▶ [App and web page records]

• • • •

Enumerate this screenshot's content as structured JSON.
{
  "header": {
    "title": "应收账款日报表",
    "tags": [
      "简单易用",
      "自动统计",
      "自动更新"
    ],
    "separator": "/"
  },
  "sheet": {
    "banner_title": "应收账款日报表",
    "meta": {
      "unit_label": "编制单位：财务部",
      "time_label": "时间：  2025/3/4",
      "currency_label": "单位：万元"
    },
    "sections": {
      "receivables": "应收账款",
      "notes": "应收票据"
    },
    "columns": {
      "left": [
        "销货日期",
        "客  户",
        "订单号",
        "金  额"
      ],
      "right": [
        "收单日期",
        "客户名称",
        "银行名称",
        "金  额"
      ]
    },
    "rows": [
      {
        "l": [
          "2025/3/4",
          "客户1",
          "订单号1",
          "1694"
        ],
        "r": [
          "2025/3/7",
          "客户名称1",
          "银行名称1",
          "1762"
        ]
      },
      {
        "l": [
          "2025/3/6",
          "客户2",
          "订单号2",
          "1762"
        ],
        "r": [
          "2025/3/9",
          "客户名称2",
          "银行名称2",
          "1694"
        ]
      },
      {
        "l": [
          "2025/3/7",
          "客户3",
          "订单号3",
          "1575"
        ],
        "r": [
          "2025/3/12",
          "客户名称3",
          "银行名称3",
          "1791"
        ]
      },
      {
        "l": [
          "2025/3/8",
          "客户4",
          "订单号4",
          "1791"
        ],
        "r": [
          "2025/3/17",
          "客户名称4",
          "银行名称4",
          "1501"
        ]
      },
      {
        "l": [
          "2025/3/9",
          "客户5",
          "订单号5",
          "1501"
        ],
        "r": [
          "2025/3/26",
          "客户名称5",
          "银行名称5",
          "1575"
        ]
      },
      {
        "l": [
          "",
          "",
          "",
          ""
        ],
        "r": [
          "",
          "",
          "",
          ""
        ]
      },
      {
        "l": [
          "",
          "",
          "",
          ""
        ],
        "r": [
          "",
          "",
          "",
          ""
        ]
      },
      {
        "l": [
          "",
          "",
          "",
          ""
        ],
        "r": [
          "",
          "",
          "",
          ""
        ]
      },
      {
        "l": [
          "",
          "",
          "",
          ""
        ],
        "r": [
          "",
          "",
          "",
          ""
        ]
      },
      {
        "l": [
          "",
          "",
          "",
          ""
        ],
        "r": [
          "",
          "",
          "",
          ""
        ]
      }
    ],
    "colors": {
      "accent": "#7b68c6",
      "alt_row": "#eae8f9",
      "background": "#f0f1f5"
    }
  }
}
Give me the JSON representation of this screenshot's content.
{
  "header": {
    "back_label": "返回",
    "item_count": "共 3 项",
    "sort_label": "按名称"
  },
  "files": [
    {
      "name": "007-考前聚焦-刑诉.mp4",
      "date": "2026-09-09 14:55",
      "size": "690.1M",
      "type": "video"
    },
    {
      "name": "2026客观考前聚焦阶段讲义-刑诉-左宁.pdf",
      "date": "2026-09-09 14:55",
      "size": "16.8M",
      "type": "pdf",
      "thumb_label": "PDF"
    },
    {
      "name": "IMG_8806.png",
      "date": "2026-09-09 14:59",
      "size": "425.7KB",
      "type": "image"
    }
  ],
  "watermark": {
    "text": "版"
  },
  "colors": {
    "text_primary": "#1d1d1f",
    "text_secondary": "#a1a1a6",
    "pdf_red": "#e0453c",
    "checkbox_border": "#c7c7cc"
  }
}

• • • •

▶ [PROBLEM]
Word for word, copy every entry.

▶ [RESPONSE BELOW]
Enumerate this screenshot's content as structured JSON.
{
  "header": {
    "title": "应收账款日报表",
    "tags": [
      "简单易用",
      "自动统计",
      "自动更新"
    ],
    "separator": "/"
  },
  "sheet": {
    "banner_title": "应收账款日报表",
    "meta": {
      "unit_label": "编制单位：财务部",
      "time_label": "时间：  2025/3/4",
      "currency_label": "单位：万元"
    },
    "sections": {
      "receivables": "应收账款",
      "notes": "应收票据"
    },
    "columns": {
      "left": [
        "销货日期",
        "客  户",
        "订单号",
        "金  额"
      ],
      "right": [
        "收单日期",
        "客户名称",
        "银行名称",
        "金  额"
      ]
    },
    "rows": [
      {
        "l": [
          "2025/3/4",
          "客户1",
          "订单号1",
          "1694"
        ],
        "r": [
          "2025/3/7",
          "客户名称1",
          "银行名称1",
          "1762"
        ]
      },
      {
        "l": [
          "2025/3/6",
          "客户2",
          "订单号2",
          "1762"
        ],
        "r": [
          "2025/3/9",
          "客户名称2",
          "银行名称2",
          "1694"
        ]
      },
      {
        "l": [
          "2025/3/7",
          "客户3",
          "订单号3",
          "1575"
        ],
        "r": [
          "2025/3/12",
          "客户名称3",
          "银行名称3",
          "1791"
        ]
      },
      {
        "l": [
          "2025/3/8",
          "客户4",
          "订单号4",
          "1791"
        ],
        "r": [
          "2025/3/17",
          "客户名称4",
          "银行名称4",
          "1501"
        ]
      },
      {
        "l": [
          "2025/3/9",
          "客户5",
          "订单号5",
          "1501"
        ],
        "r": [
          "2025/3/26",
          "客户名称5",
          "银行名称5",
          "1575"
        ]
      },
      {
        "l": [
          "",
          "",
          "",
          ""
        ],
        "r": [
          "",
          "",
          "",
          ""
        ]
      },
      {
        "l": [
          "",
          "",
          "",
          ""
        ],
        "r": [
          "",
          "",
          "",
          ""
        ]
      },
      {
        "l": [
          "",
          "",
          "",
          ""
        ],
        "r": [
          "",
          "",
          "",
          ""
        ]
      },
      {
        "l": [
          "",
          "",
          "",
          ""
        ],
        "r": [
          "",
          "",
          "",
          ""
        ]
      },
      {
        "l": [
          "",
          "",
          "",
          ""
        ],
        "r": [
          "",
          "",
          "",
          ""
        ]
      }
    ],
    "colors": {
      "accent": "#7b68c6",
      "alt_row": "#eae8f9",
      "background": "#f0f1f5"
    }
  }
}
Give me the JSON representation of this screenshot's content.
{
  "header": {
    "back_label": "返回",
    "item_count": "共 3 项",
    "sort_label": "按名称"
  },
  "files": [
    {
      "name": "007-考前聚焦-刑诉.mp4",
      "date": "2026-09-09 14:55",
      "size": "690.1M",
      "type": "video"
    },
    {
      "name": "2026客观考前聚焦阶段讲义-刑诉-左宁.pdf",
      "date": "2026-09-09 14:55",
      "size": "16.8M",
      "type": "pdf",
      "thumb_label": "PDF"
    },
    {
      "name": "IMG_8806.png",
      "date": "2026-09-09 14:59",
      "size": "425.7KB",
      "type": "image"
    }
  ],
  "watermark": {
    "text": "版"
  },
  "colors": {
    "text_primary": "#1d1d1f",
    "text_secondary": "#a1a1a6",
    "pdf_red": "#e0453c",
    "checkbox_border": "#c7c7cc"
  }
}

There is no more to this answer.